TRY IT
Your answer must restate the listing below word for word and contain no images.

INFORMATION
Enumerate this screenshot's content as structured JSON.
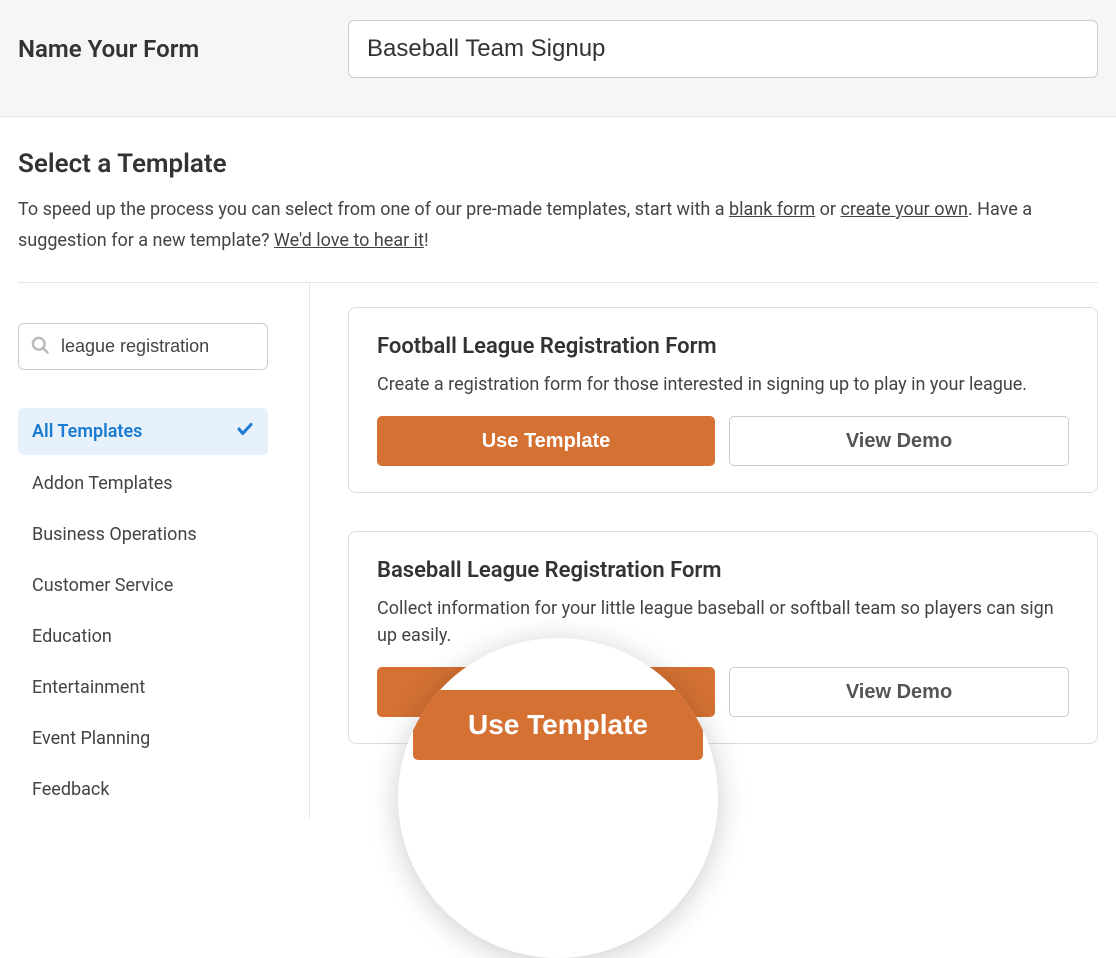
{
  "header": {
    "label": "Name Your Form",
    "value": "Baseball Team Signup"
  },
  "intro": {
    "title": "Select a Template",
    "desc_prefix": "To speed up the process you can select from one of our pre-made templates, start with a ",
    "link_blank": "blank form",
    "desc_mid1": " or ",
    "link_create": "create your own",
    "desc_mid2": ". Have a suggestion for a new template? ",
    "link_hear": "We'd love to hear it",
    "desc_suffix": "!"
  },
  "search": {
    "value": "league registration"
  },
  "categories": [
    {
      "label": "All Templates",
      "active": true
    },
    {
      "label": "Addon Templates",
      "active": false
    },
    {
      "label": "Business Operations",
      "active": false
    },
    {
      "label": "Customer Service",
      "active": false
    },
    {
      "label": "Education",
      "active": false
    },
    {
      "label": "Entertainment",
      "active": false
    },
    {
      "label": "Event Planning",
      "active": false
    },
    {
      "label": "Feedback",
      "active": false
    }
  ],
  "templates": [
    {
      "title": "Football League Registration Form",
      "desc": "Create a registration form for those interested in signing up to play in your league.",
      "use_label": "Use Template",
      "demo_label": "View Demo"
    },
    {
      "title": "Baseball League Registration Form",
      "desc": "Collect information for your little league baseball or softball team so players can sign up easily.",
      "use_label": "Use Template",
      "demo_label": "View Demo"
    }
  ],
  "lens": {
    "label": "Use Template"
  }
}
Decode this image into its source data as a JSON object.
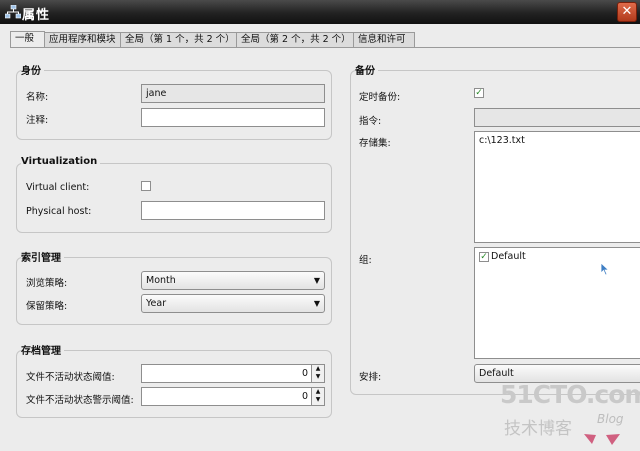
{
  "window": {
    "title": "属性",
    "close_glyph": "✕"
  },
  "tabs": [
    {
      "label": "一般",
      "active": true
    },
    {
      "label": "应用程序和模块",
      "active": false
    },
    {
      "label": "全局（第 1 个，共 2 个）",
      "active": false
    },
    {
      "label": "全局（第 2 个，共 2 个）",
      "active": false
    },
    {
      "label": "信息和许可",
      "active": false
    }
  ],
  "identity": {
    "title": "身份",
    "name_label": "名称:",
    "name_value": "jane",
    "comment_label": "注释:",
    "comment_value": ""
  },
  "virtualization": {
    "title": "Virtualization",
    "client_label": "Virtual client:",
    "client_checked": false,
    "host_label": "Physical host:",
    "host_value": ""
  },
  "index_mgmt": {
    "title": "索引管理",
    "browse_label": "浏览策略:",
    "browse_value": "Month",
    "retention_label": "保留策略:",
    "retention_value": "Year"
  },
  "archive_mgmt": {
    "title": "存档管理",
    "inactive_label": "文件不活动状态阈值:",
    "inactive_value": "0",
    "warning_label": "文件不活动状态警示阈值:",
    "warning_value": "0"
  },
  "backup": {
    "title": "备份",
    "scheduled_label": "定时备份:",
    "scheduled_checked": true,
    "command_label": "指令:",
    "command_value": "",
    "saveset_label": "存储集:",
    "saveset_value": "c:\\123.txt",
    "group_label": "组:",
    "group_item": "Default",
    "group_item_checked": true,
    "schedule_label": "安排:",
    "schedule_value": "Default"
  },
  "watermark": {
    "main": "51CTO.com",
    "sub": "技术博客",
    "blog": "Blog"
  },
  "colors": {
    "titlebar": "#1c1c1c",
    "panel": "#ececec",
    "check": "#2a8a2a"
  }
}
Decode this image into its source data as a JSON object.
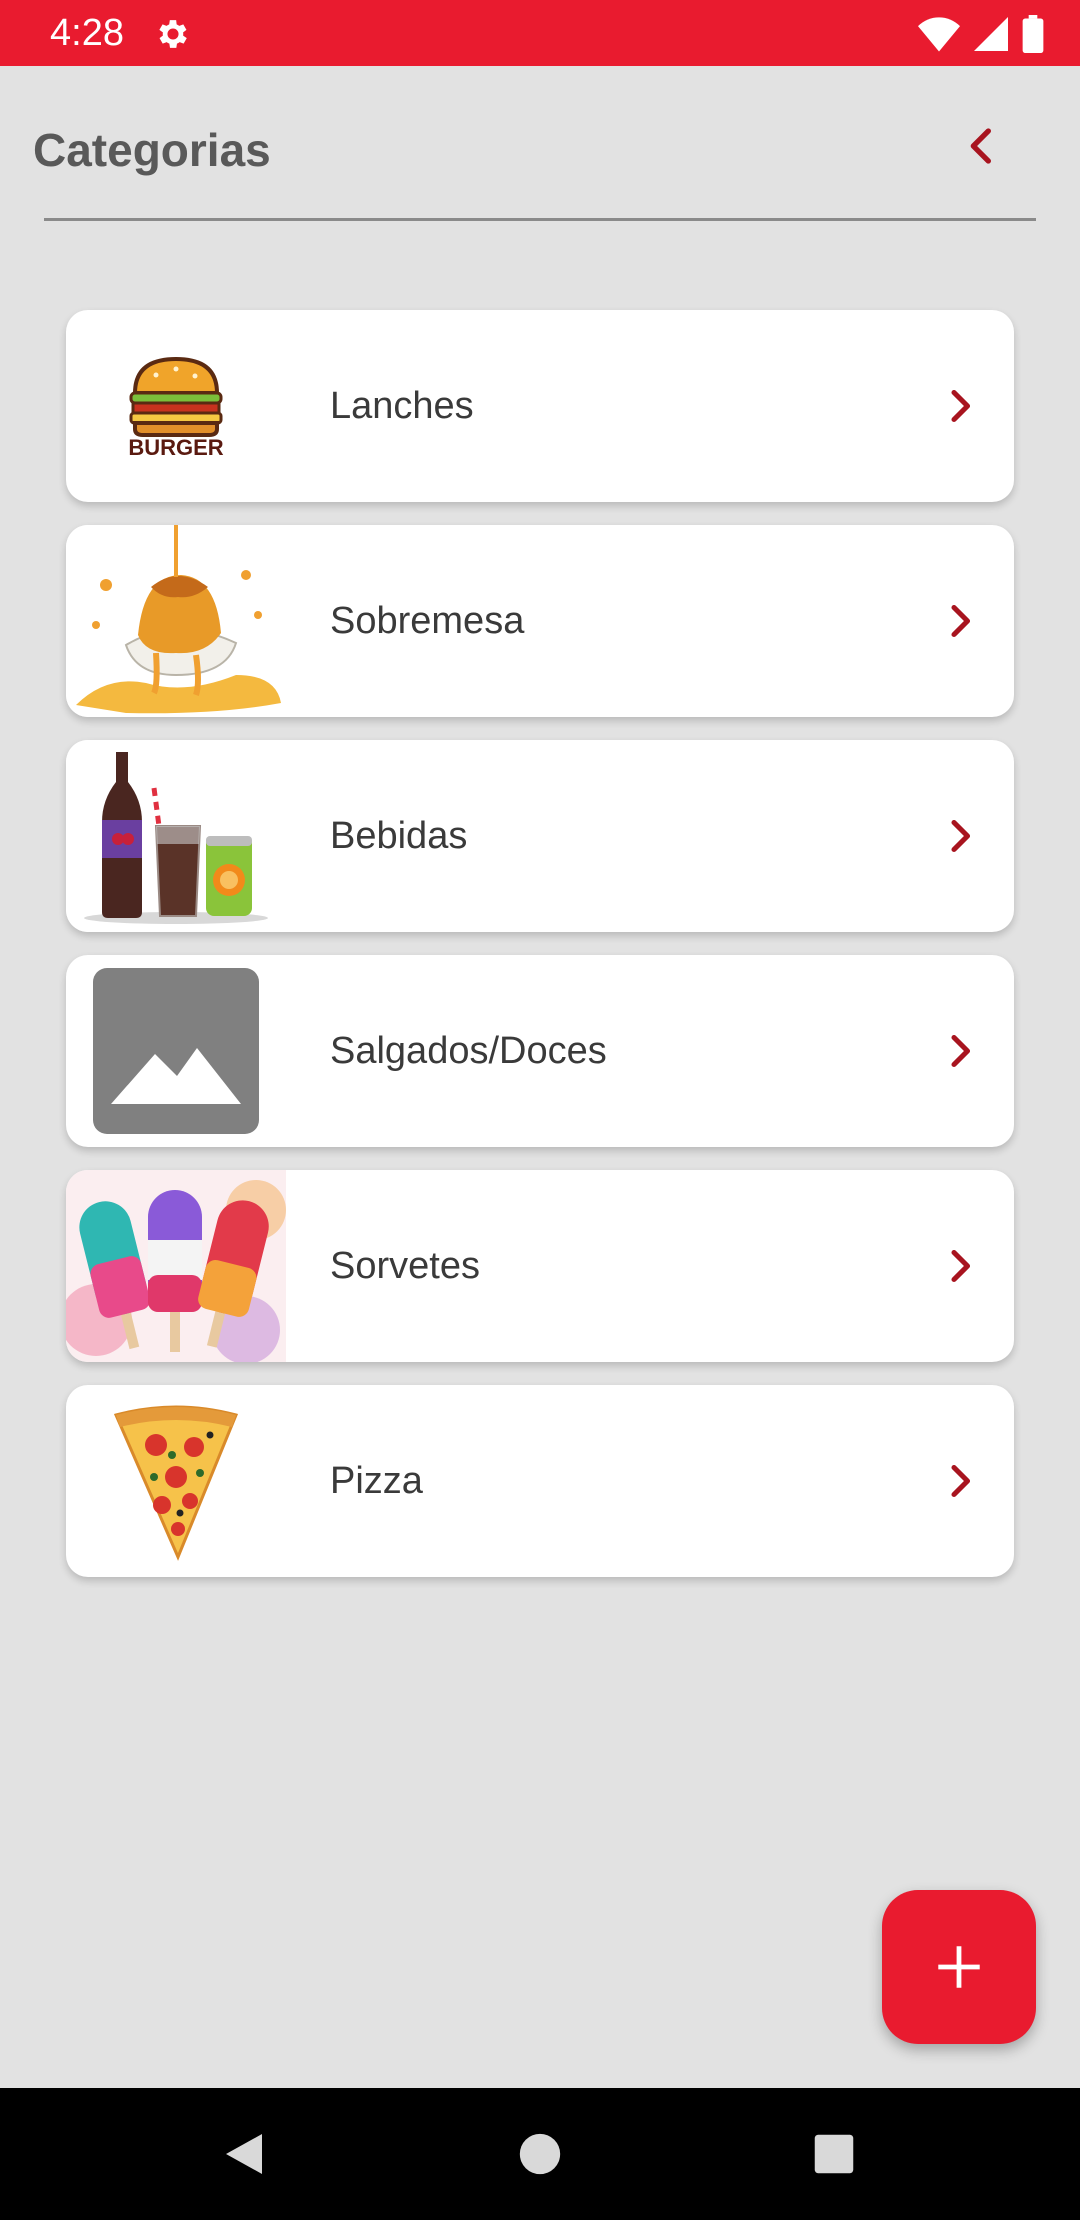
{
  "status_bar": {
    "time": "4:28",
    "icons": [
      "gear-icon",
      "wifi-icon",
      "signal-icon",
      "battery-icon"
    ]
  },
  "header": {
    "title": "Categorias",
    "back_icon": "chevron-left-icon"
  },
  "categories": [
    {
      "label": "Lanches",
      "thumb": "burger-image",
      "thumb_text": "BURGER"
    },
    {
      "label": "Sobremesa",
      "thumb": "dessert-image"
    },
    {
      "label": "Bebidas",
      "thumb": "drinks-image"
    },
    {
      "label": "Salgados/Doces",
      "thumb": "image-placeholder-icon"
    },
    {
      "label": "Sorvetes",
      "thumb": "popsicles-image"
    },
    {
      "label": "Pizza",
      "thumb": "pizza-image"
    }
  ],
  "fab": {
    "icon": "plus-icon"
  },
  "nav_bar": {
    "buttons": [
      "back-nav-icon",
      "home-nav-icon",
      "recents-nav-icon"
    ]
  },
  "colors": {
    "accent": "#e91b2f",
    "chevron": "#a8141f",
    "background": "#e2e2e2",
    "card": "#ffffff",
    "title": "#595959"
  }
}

SOLUTION TO THIS EXERCISE
Enumerate this screenshot's content as structured JSON.
{
  "header": {
    "label": "Name Your Form",
    "value": "Baseball Team Signup"
  },
  "intro": {
    "title": "Select a Template",
    "desc_prefix": "To speed up the process you can select from one of our pre-made templates, start with a ",
    "link_blank": "blank form",
    "desc_mid1": " or ",
    "link_create": "create your own",
    "desc_mid2": ". Have a suggestion for a new template? ",
    "link_hear": "We'd love to hear it",
    "desc_suffix": "!"
  },
  "search": {
    "value": "league registration"
  },
  "categories": [
    {
      "label": "All Templates",
      "active": true
    },
    {
      "label": "Addon Templates",
      "active": false
    },
    {
      "label": "Business Operations",
      "active": false
    },
    {
      "label": "Customer Service",
      "active": false
    },
    {
      "label": "Education",
      "active": false
    },
    {
      "label": "Entertainment",
      "active": false
    },
    {
      "label": "Event Planning",
      "active": false
    },
    {
      "label": "Feedback",
      "active": false
    }
  ],
  "templates": [
    {
      "title": "Football League Registration Form",
      "desc": "Create a registration form for those interested in signing up to play in your league.",
      "use_label": "Use Template",
      "demo_label": "View Demo"
    },
    {
      "title": "Baseball League Registration Form",
      "desc": "Collect information for your little league baseball or softball team so players can sign up easily.",
      "use_label": "Use Template",
      "demo_label": "View Demo"
    }
  ],
  "lens": {
    "label": "Use Template"
  }
}
Decode this image into its source data as a JSON object.
{
  "window": {
    "title": "属性",
    "close_glyph": "✕"
  },
  "tabs": [
    {
      "label": "一般",
      "active": true
    },
    {
      "label": "应用程序和模块",
      "active": false
    },
    {
      "label": "全局（第 1 个，共 2 个）",
      "active": false
    },
    {
      "label": "全局（第 2 个，共 2 个）",
      "active": false
    },
    {
      "label": "信息和许可",
      "active": false
    }
  ],
  "identity": {
    "title": "身份",
    "name_label": "名称:",
    "name_value": "jane",
    "comment_label": "注释:",
    "comment_value": ""
  },
  "virtualization": {
    "title": "Virtualization",
    "client_label": "Virtual client:",
    "client_checked": false,
    "host_label": "Physical host:",
    "host_value": ""
  },
  "index_mgmt": {
    "title": "索引管理",
    "browse_label": "浏览策略:",
    "browse_value": "Month",
    "retention_label": "保留策略:",
    "retention_value": "Year"
  },
  "archive_mgmt": {
    "title": "存档管理",
    "inactive_label": "文件不活动状态阈值:",
    "inactive_value": "0",
    "warning_label": "文件不活动状态警示阈值:",
    "warning_value": "0"
  },
  "backup": {
    "title": "备份",
    "scheduled_label": "定时备份:",
    "scheduled_checked": true,
    "command_label": "指令:",
    "command_value": "",
    "saveset_label": "存储集:",
    "saveset_value": "c:\\123.txt",
    "group_label": "组:",
    "group_item": "Default",
    "group_item_checked": true,
    "schedule_label": "安排:",
    "schedule_value": "Default"
  },
  "watermark": {
    "main": "51CTO.com",
    "sub": "技术博客",
    "blog": "Blog"
  },
  "colors": {
    "titlebar": "#1c1c1c",
    "panel": "#ececec",
    "check": "#2a8a2a"
  }
}
Decode this image into its source data as a JSON object.
{
  "status_bar": {
    "time": "4:28",
    "icons": [
      "gear-icon",
      "wifi-icon",
      "signal-icon",
      "battery-icon"
    ]
  },
  "header": {
    "title": "Categorias",
    "back_icon": "chevron-left-icon"
  },
  "categories": [
    {
      "label": "Lanches",
      "thumb": "burger-image",
      "thumb_text": "BURGER"
    },
    {
      "label": "Sobremesa",
      "thumb": "dessert-image"
    },
    {
      "label": "Bebidas",
      "thumb": "drinks-image"
    },
    {
      "label": "Salgados/Doces",
      "thumb": "image-placeholder-icon"
    },
    {
      "label": "Sorvetes",
      "thumb": "popsicles-image"
    },
    {
      "label": "Pizza",
      "thumb": "pizza-image"
    }
  ],
  "fab": {
    "icon": "plus-icon"
  },
  "nav_bar": {
    "buttons": [
      "back-nav-icon",
      "home-nav-icon",
      "recents-nav-icon"
    ]
  },
  "colors": {
    "accent": "#e91b2f",
    "chevron": "#a8141f",
    "background": "#e2e2e2",
    "card": "#ffffff",
    "title": "#595959"
  }
}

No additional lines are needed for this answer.